MGM never made serials, and was proud of that fact -- the Saturday-afternoon-movie serial marketplace was beneath them -- but in most of its characteristics of plotting, pacing, and portrayals, The Mask of Fu Manchu would suffice in place of any serial one cared to name. Apart from a couple of loving embraces and kisses between the hero (Charles Starrett) and his fiancée (Karen Morley), which preteen kids wouldn't have stood for, the action is paced like that of a Saturday-matinee chapterplay, with events unfolding at breakneck speed, beyond all sense of logic, and allowing the viewer no time to reflect on or analyze for a moment the logic (or lack thereof) of what they are seeing. The portrayals, European and Chinese alike, are presented in so stereotyped and perfunctory a manner that one either accepts what is presented as a given or rejects it all out-of-hand; and it is easy to do the latter, modern audiences wincing at the references to "the Yellow Peril" and the evil and perfidiousness of which the latter is capable, but for "enlightened" British (i.e. Western) rule.

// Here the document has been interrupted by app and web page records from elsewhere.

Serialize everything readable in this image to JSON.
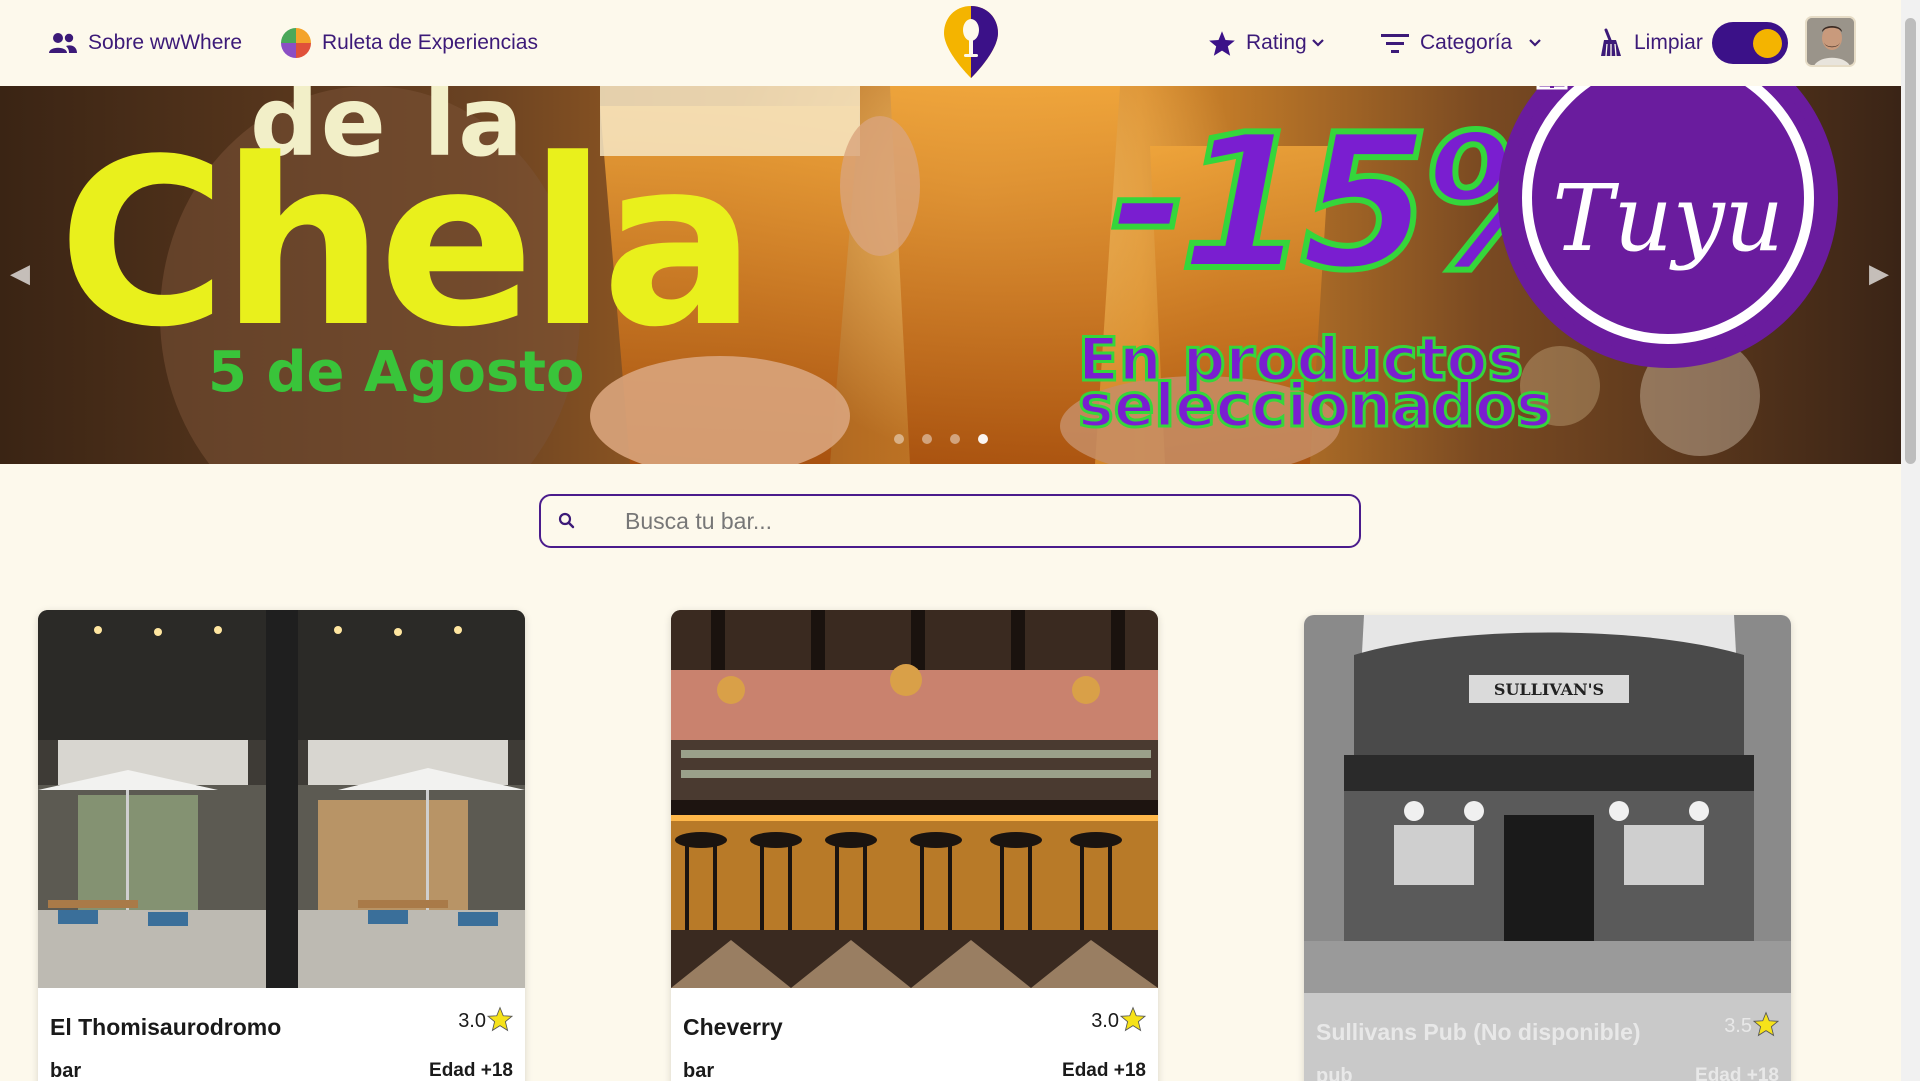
{
  "nav": {
    "about_label": "Sobre wwWhere",
    "roulette_label": "Ruleta de Experiencias",
    "rating_label": "Rating",
    "category_label": "Categoría",
    "clear_label": "Limpiar",
    "toggle_on": true,
    "accent_color": "#3b1188"
  },
  "hero": {
    "text_top": "de la",
    "text_main": "Chela",
    "text_date": "5 de Agosto",
    "discount": "-15%",
    "promo_line1": "En productos",
    "promo_line2": "seleccionados",
    "brand": "Tuyu",
    "slides": 3,
    "active_slide": 3
  },
  "search": {
    "placeholder": "Busca tu bar..."
  },
  "cards": [
    {
      "name": "El Thomisaurodromo",
      "rating": "3.0",
      "category": "bar",
      "age": "Edad +18",
      "available": true
    },
    {
      "name": "Cheverry",
      "rating": "3.0",
      "category": "bar",
      "age": "Edad +18",
      "available": true
    },
    {
      "name": "Sullivans Pub (No disponible)",
      "rating": "3.5",
      "category": "pub",
      "age": "Edad +18",
      "available": false,
      "sign_text": "SULLIVAN'S"
    }
  ]
}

Seen today, the movie is shocking for the racism of its plot and script, but even more astonishing in the early 21st century is the realization that, in 1932, reasonably intelligent, discerning filmgoers -- the very high-quality audience that Irving Thalberg, no less (who produced The Mask of Fu Manchu) was cultivating -- was expected to accept as a given the portrayal of the Chinese people, and "Eastern races" in general, as evil and duplicitous. (Then again, this was the period of California's anti-Asian laws, which threatened jail time for Chinese men who married white women and forbade them from owning land in the state.) The nature of the dialogue, filled with slurs against virtually the whole of Asia, runs in stark contrast to the manner of the acting -- the cast, though totally professional, is so obviously not taking any of this seriously, that the movie lightens in tone and effect in ways that are very disturbing to watch in the 21rst century. The direction by Charles J. Brabin (with uncredited help from Charles Vidor) lacks any subtlety or sophistication, except perhaps for the way that Boris Karloff, as Fu, is allowed to chew up the scenery. And anyone who wonders why Chinese audiences of the 1930s, in China and elsewhere, appreciated the Charlie Chan movies with Warner Oland and Sidney Toler, even though they were white actors portraying a Chinese hero conceived by a white American author, need look no farther than The Mask of Fu Manchu. The Charlie Chan films might have been European-descended actors impersonating Chinese characters, but they were virtually beacons of tolerance and pride in a world that could produce an "entertainment" such as The Mask of Fu Manchu. On a topical note, the movie also contains one moment that eerily anticipates the notions of "ethnic cleansing" as encountered and exposed decades later in Bosnia and elsewhere, implying the use of rape as a political/military weapon -- near the end of the movie, Dr. Fu Manchu exhorts his audience to "kill the white man and take his woman." That, and the cavalier use in the denouement of a death ray against thousands of hostile would-be followers of Fu, are all enough to make this a fascinating, dazzling, and bitterly disturbing period piece, offering enough conflicting emotions to fill an evening.